    • Applies HyperNEAT to deep learning
    • Uses the MNIST hand-drawn digits dataset, trains both a normal deep network and a convolutional network
    • Results: 
      • HyperNEAT on it’s own performs very badly. 
      • Using HyperNEAT to generate a number of layers and then backprop on the final layer is achieves 58.4% for normal ANNs
      • Using HyperNEAT to generate a number of layers and then backprop on the final layer for a Convolution Neural net achieved performance of 92.1%
    • This paper seems to miss that one of the advantages of HyperNEAT is the ability to scale it to different sizes of input so it would be nice to see how it performans when given images with different dimensions vs a traditional approach which has to do a standard Photoshop resize and then work off that image.
    • Also would love to see some details of exactly how the algorithms were implemented
    • A big problem with HyperNeat is that though it can express a potentially infinite number of nodes and connection, the numbers of hidden nodes must be decided in advance
    • ES-HyperNeat is an attempt to extend HyperNeat to be able to determine how many hidden nodes it should have.
    • ES-HyperNeat uses the connection weights values themselves to determine node placement, areas with more complex(higher variance) weight patterns should be given more nodes.
    • There is an addition called Link Expression Output (LEO) for HyperNEAT where weather or not there is a connection between 2 nodes node is not calculated from the magnitude of weights but from another evolved parameter. This also works with ES-HyperNEAT
    • Algorithm is:
      • When creating a connection between 2 nodes (e.g an input and an output) rather than just calculate a single weight value we create 4 hidden nodes(quad tree style) and calculate the weights for each
      • if the variance of the weight is above some threshold we create all for nodes 
      • otherwise just have the single connection
      • when doing the connection for the 4 sub nodes we may do more subdivisions(up to some max)
    • Run experiments against maze navigation, multi model problems and retina problem
      • Results: Outperformed HyperNeat

      Deep Learning using Genetic Algorithms

      • Tests using ga’s to encode and then decode features of an image
      • Seems to have some success
      • They encounter some problems that may be better solved using NEAT/HyperNEAT

      Novelty Search and the Problem with Objectives

      • Normally Genetic algorithms are trained with an objective(fitness) function and those agents that perform best against it are the selected for
      • This leads to problems of local minima and will often result in lots of similar behaviors with small tweaks being selected for not allowing for the more complex sets of interactions required.
      • Novelty search instead adds a measure of the distinctness or novelty or difference in the result of a behavior to the fitness function. 
      • Gives the example of teaching a robot to walk, a fitness function would start off with just selecting the robot that fell the furthest to the goal.
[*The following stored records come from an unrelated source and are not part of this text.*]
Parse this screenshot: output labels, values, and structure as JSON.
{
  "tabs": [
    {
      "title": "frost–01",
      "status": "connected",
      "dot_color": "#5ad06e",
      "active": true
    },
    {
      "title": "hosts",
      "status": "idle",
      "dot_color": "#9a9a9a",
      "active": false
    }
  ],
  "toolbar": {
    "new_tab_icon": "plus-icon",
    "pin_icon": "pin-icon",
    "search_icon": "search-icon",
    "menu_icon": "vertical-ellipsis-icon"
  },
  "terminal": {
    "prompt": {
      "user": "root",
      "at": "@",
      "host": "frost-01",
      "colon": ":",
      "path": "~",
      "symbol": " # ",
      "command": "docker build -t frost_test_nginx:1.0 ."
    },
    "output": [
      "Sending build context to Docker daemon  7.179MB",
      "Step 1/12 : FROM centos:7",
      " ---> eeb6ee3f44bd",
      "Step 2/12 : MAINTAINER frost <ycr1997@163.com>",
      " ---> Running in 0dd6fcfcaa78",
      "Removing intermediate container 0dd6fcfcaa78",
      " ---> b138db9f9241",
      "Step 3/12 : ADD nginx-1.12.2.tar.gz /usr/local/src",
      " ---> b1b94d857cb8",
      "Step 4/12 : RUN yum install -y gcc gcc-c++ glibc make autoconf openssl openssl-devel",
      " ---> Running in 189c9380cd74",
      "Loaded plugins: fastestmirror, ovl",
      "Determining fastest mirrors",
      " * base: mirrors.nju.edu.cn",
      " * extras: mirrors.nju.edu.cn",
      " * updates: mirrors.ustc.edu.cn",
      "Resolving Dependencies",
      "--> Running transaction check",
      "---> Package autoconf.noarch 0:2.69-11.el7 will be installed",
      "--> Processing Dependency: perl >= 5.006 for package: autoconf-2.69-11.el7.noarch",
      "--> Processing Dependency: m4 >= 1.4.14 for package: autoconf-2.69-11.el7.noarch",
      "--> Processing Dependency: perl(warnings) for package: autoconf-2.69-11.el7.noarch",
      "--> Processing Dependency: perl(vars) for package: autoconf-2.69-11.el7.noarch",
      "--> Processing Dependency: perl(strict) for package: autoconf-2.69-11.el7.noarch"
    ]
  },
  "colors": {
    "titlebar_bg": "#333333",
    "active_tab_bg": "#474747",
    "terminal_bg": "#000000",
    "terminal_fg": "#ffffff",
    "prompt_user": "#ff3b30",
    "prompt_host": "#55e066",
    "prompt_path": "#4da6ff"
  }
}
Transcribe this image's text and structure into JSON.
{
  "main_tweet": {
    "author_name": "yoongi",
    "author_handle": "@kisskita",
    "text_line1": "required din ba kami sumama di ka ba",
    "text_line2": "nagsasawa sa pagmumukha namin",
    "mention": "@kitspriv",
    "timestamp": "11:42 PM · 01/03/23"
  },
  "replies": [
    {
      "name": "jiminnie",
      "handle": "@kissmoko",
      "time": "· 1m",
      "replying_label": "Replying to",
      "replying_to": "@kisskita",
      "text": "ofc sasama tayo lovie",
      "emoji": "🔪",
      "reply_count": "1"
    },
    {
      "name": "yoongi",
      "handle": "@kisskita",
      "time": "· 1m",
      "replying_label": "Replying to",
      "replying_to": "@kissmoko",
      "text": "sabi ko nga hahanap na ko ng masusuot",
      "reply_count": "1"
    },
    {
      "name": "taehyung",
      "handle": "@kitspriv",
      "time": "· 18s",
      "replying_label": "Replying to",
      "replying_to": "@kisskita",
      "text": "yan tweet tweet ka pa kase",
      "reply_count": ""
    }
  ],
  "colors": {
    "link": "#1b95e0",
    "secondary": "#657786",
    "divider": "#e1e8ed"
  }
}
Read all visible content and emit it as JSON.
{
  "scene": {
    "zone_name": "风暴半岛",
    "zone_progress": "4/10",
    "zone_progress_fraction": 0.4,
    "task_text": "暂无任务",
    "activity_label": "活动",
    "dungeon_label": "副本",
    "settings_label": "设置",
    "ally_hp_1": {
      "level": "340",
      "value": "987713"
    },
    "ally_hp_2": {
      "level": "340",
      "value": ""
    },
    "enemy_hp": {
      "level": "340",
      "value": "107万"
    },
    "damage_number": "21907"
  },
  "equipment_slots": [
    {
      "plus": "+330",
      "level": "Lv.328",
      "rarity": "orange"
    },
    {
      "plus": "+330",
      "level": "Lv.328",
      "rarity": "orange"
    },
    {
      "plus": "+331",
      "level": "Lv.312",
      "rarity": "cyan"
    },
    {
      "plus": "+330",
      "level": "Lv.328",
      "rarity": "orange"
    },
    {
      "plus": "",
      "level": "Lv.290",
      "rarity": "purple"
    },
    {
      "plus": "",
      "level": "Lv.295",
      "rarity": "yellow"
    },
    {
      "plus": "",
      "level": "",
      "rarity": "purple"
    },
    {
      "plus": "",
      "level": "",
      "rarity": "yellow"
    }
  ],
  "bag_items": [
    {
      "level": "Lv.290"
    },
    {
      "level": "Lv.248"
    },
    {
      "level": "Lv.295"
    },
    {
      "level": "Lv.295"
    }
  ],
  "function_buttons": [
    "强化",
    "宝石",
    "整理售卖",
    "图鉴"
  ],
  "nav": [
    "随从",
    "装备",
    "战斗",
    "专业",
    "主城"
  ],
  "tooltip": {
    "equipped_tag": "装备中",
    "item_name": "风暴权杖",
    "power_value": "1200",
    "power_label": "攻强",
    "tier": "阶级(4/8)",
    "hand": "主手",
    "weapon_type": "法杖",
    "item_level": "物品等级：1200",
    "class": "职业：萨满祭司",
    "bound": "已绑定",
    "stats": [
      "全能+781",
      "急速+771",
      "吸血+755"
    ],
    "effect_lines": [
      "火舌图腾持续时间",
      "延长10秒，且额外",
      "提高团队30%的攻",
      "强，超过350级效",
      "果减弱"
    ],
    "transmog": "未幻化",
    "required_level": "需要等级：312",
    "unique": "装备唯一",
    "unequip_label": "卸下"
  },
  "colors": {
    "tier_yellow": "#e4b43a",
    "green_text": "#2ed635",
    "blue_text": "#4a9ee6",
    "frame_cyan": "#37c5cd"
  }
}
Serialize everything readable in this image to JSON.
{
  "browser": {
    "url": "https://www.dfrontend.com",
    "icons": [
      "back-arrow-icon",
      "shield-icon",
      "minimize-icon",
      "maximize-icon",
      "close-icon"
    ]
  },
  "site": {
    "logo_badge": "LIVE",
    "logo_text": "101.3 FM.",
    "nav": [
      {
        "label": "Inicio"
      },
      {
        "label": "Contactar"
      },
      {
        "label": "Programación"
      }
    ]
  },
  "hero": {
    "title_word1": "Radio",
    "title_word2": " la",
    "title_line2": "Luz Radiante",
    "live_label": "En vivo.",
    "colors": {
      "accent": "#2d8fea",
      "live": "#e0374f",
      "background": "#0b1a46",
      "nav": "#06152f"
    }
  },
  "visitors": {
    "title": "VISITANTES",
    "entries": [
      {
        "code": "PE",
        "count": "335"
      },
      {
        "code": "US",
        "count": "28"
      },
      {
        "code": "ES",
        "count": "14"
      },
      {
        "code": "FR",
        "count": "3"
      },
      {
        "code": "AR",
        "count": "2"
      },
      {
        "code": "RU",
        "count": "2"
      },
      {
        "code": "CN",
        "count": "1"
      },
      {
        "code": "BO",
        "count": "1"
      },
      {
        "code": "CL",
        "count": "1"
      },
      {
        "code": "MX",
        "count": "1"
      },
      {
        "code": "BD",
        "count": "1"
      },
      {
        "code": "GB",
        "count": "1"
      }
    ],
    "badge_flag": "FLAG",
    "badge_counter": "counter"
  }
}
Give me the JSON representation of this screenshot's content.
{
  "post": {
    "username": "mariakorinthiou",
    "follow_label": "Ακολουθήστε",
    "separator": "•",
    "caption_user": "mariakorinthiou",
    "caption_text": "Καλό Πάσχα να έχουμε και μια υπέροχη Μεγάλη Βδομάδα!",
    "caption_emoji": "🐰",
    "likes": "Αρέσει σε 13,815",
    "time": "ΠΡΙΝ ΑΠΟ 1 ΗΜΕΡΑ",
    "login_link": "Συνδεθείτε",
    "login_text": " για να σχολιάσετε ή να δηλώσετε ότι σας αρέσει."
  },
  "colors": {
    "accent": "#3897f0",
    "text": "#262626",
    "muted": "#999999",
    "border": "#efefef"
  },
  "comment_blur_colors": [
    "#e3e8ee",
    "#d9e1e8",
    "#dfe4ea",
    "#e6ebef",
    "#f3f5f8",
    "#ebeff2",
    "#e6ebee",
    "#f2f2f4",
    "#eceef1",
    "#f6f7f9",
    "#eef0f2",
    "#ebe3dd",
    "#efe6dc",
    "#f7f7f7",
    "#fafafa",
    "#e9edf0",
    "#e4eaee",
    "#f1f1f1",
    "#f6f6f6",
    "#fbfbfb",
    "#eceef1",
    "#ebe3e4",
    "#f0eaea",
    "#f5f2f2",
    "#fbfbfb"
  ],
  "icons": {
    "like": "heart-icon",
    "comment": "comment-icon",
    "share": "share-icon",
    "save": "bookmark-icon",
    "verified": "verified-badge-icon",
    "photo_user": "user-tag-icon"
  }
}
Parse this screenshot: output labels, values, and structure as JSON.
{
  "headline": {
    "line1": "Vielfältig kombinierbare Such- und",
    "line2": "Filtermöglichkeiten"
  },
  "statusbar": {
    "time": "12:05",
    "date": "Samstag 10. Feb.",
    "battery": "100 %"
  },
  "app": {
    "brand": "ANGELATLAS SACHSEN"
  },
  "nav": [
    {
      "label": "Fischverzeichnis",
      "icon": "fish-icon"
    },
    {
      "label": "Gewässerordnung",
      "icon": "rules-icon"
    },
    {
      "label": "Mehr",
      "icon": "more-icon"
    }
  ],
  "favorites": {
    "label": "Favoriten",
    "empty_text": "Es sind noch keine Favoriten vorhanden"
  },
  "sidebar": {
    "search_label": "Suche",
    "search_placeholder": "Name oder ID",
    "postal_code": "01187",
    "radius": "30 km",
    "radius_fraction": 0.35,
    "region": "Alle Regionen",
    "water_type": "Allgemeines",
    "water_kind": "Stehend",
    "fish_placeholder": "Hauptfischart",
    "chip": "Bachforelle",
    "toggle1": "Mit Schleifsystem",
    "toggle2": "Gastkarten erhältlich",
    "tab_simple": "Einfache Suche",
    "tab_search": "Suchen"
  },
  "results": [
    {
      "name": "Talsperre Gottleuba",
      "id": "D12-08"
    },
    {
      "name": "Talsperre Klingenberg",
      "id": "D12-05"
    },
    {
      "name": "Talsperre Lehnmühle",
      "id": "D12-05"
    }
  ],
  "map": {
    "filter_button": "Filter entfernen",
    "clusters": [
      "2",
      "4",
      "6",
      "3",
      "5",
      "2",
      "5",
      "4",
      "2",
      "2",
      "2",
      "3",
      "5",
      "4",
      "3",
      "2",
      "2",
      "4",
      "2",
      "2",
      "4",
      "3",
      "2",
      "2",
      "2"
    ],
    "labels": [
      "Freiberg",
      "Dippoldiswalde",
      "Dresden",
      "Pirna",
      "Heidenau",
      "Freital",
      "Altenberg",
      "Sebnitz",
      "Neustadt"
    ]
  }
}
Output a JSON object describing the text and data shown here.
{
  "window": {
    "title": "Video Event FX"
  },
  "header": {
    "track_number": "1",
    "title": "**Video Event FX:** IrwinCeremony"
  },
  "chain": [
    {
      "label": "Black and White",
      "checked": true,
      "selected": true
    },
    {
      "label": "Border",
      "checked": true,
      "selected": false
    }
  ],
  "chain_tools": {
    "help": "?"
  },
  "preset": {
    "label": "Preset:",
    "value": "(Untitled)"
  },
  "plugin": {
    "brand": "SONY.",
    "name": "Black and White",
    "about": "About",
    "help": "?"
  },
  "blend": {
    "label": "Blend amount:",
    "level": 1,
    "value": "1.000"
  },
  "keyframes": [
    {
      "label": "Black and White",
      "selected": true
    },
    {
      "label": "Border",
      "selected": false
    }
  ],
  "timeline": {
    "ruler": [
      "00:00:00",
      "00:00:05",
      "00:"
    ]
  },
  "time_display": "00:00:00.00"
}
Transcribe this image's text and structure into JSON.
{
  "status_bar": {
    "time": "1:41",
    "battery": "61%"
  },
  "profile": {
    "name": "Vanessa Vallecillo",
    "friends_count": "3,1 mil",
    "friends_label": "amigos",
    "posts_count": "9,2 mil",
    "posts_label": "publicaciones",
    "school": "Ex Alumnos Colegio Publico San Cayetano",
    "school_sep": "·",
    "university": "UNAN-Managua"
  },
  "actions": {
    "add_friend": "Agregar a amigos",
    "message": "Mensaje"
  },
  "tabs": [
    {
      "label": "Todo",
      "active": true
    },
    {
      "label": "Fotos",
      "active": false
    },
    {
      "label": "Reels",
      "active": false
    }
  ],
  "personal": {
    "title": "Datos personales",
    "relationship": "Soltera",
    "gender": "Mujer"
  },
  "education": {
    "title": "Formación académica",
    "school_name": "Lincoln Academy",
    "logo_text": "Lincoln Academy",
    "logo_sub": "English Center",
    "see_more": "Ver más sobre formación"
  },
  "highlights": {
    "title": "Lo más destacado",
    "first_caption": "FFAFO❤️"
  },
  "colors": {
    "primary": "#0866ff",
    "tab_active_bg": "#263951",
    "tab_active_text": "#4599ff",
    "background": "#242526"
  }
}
Which would likely never lead to complex interesting behavior. 
      • But if you reward different kinds of falls some may arise that balance for a bit in nay direction over time these can adapt to move to the actual objective
      • Recommends average distance to k nearest neighbors as a good measure of novelty.
      • Novelty search shows very good results vs objective search in maze problems and bi-pedal walking among others

      Unsupervised Feature Learning through Divergent Discriminative Feature Accumulation

      • Uses HyperNEAT with novelty search as the unsupervised layer in deep learning
      • Number of hidden nodes not set in advance, rather successive features are learned based on there difference from prevous features until a certain number reached
      • Only 2 layer network trained, learning 1500->3000 features
      • Results: Against MNIST data does amazingly well, incredibly impressive
      • Looks like this is a good alternative to restricted boltzman machine
      • Would love to see how it might do with more layers/convolutional architecture, scaling to different image sizes